WORK TASK ▸ Apart from the images, reproduce every record word for word.

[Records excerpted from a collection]
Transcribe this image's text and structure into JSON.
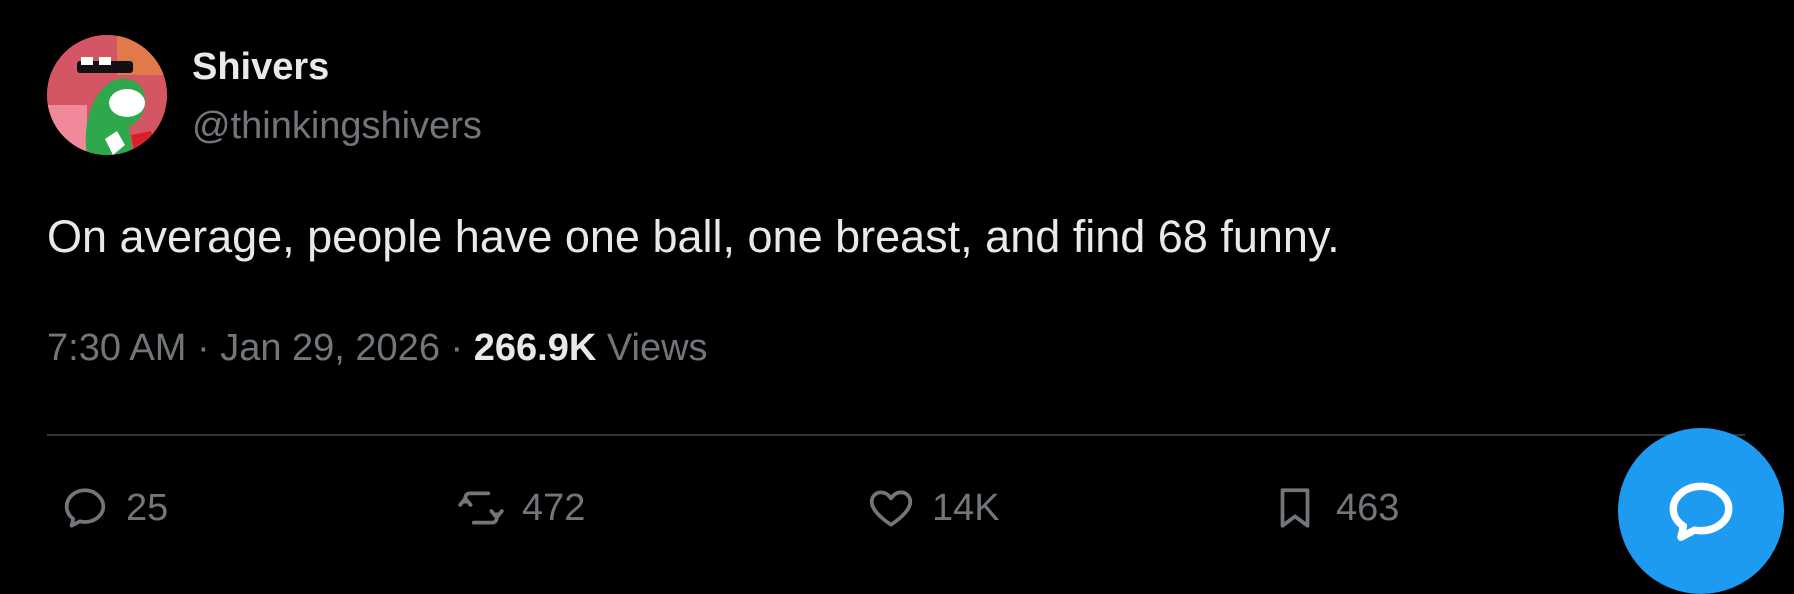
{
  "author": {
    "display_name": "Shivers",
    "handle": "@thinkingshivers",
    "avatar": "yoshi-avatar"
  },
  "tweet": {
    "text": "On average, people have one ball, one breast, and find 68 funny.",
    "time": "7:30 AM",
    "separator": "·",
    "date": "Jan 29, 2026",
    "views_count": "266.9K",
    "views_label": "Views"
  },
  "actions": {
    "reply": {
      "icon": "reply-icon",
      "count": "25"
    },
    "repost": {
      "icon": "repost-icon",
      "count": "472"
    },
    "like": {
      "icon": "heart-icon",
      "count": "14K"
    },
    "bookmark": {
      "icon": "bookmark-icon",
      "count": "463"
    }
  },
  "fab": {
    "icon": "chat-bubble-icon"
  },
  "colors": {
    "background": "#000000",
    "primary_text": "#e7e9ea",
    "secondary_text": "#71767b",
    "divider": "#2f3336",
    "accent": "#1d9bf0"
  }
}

ANSWER BOX ▸
Transcribe this image's text and structure into JSON.
{
  "author": {
    "display_name": "Shivers",
    "handle": "@thinkingshivers",
    "avatar": "yoshi-avatar"
  },
  "tweet": {
    "text": "On average, people have one ball, one breast, and find 68 funny.",
    "time": "7:30 AM",
    "separator": "·",
    "date": "Jan 29, 2026",
    "views_count": "266.9K",
    "views_label": "Views"
  },
  "actions": {
    "reply": {
      "icon": "reply-icon",
      "count": "25"
    },
    "repost": {
      "icon": "repost-icon",
      "count": "472"
    },
    "like": {
      "icon": "heart-icon",
      "count": "14K"
    },
    "bookmark": {
      "icon": "bookmark-icon",
      "count": "463"
    }
  },
  "fab": {
    "icon": "chat-bubble-icon"
  },
  "colors": {
    "background": "#000000",
    "primary_text": "#e7e9ea",
    "secondary_text": "#71767b",
    "divider": "#2f3336",
    "accent": "#1d9bf0"
  }
}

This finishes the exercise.